As the Williams Ultimate Frisbee Organization (WUFO) heads into the spring season, it celebrates its 40th anniversary. The team hopes to build on its past tradition of success this season, as it works towards its ultimate goal – qualifying for and succeeding at Nationals.
Founded in 1977, WUFO is one of the oldest intercollegiate ultimate clubs in the nation and boasts a rich history of success on the national stage.
“It’s really cool that we’ve been around for that long,” WUFO President Jeff Sload ’17 said. “We’re definitely one of the longer-running ultimate organizations on the college scene.”
Sload also credited the club’s long tenure for the creation of an active alumni community. “We have so many alums who are incredibly supportive of everyone,” he said. “We’re all over the place, and we’ll bump into WUFO alums, who will be hyped to see us.”
The club is coed, and it is roughly divided between three teams: the men’s “A” team, the women’s “A” team (La WUFA) and the coed open “B” team. Christine Reed ’17, Lane Davis ’17 and Haley Lescinsky ’18 are tri-captains of La WUFA. “We compete against other women’s teams in New England and also nationally,” Reed said.
The team has both a fall and a spring season, with the most competitive Regional and National Championships taking place in the spring. Fall tournaments do not factor into qualification for Regionals and Nationals, allowing the team to focus on development. Sload said that many younger members of the team have not played ultimate before arriving at the College.
“The fall is really about developing newer players,” he said. “Ultimate is really interesting in that there’s this cadence to the season of bringing rookies onboard, teaching them the game in the fall and then incorporating them more in the roster.”
The men’s and women’s teams play in several tournaments, including the Purple Valley fall tournament, which is held annually at the College in October each year. This past year, the tournament featured teams from Dartmouth, the University of Vermont, Amherst, Middlebury and the University of Connecticut. Reed described the competition as a one-day tournament with beautiful weather and competion against rival programs.
“It serves the function as being one of the first times the team is able to play together,” Lescinsky added.
While the fall season is focused on development, the spring season is focused on competing at the highest level at tournaments and end-of-season competitions.

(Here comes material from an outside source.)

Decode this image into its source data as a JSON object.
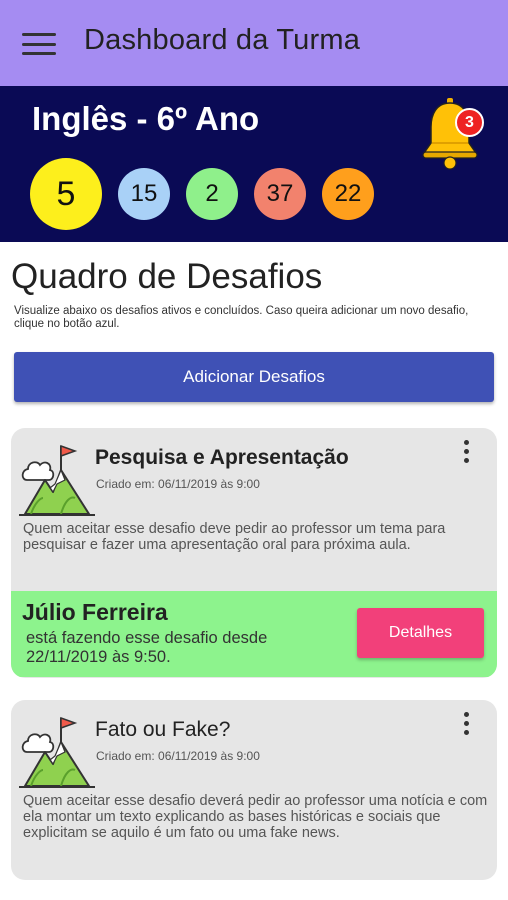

La WUFA has traditionally been a Div. III powerhouse, consistently representing the College at Nationals. Last year, the women were seeded No. 1 overall and reached the quarterfinals. This year, they hope to build on their success.
“Our end goal for the season is to do really well at Sectionals, Regionals and Nationals, which are like the playoffs,” Reed said. “We host both Sectionals and Regionals, so that’s really nice. In past years we’ve done really well at both.”
The men look to build upon the work they have done over the fall and Winter Study to compete well at the upcoming tournaments. Two weeks ago, the men defeated Ohio State and George Washington in the season’s inaugural tournament, impressive victories which bode well for the rest of the season.
Both teams will embark on a spring break trip to South Carolina, where they will play two important tournaments near the end of the season. Rankings determined from the tournaments in the spring determine the team’s seeding for Sectionals, Regionals and Nationals. After a slightly disappointing finish to last season, which ended without a bid to Nationals, the men hope to improve their results this year, Sload said.
WUFO’s influence on campus includes more than just its on-field results. The club has helped to increase the popularity of ultimate on campus and has created avenues for those interested in becoming involved in the sport.
“Ultimate is definitely up and coming,” Lescinsky said.
“More than anything, WUFO is a group of people who love hanging out together and we play a lot more Frisbee than I think a lot of people realize,” Sload said. “A huge component of WUFO as an organization is about having fun and being with people that you love.”
Still, he stressed that the men’s and women’s A teams have been remarkably successful. “We’re competitive with the top 10 teams in the country, and we work really hard to make sure that we’re always competitive to get to Nationals and do our best there.”